→ About this task: Work out the number of lines below containing the word "Media" and give nothing besides it.

→ Available data:
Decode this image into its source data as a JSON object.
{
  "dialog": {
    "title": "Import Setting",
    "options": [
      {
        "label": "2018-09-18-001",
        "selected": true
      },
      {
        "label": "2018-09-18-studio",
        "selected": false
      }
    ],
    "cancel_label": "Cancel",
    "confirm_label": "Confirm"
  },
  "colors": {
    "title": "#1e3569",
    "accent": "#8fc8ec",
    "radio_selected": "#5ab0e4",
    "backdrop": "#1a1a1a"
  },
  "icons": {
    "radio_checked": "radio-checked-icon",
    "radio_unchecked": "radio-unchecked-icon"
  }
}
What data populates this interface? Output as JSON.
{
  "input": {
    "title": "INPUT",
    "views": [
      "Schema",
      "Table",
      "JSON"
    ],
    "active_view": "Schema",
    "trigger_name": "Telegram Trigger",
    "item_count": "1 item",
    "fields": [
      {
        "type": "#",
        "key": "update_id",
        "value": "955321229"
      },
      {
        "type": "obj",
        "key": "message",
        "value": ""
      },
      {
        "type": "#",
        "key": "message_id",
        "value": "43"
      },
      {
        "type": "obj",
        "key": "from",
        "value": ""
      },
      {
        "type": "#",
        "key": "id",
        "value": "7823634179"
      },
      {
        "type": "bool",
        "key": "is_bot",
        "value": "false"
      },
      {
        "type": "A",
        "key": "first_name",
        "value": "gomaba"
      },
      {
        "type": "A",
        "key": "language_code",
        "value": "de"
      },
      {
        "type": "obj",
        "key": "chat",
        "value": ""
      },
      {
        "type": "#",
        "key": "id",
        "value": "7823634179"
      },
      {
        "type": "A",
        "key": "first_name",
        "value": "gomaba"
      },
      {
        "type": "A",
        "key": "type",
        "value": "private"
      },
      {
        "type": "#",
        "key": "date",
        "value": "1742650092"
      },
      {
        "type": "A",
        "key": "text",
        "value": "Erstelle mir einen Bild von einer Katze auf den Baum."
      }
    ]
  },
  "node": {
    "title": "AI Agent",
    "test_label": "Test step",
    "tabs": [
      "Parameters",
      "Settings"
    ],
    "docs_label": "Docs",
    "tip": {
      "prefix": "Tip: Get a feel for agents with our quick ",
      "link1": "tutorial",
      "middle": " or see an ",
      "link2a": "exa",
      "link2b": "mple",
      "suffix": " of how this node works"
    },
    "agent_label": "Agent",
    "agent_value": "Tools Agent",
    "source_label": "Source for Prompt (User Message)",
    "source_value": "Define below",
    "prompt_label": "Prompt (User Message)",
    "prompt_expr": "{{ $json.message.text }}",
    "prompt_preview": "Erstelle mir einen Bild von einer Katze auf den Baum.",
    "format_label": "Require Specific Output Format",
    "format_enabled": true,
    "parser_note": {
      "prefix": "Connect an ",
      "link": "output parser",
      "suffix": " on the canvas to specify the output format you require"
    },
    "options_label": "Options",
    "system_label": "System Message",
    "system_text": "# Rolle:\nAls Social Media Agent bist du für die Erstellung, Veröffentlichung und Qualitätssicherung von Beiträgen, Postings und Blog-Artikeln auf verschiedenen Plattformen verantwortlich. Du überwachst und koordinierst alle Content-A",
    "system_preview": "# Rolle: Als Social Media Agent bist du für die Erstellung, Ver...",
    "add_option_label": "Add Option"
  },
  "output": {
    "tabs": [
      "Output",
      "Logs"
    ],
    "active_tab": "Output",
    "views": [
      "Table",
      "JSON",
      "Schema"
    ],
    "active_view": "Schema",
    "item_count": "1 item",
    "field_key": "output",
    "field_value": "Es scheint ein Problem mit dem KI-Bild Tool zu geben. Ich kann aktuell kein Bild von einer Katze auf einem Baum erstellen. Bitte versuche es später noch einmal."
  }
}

→ Expected output: 2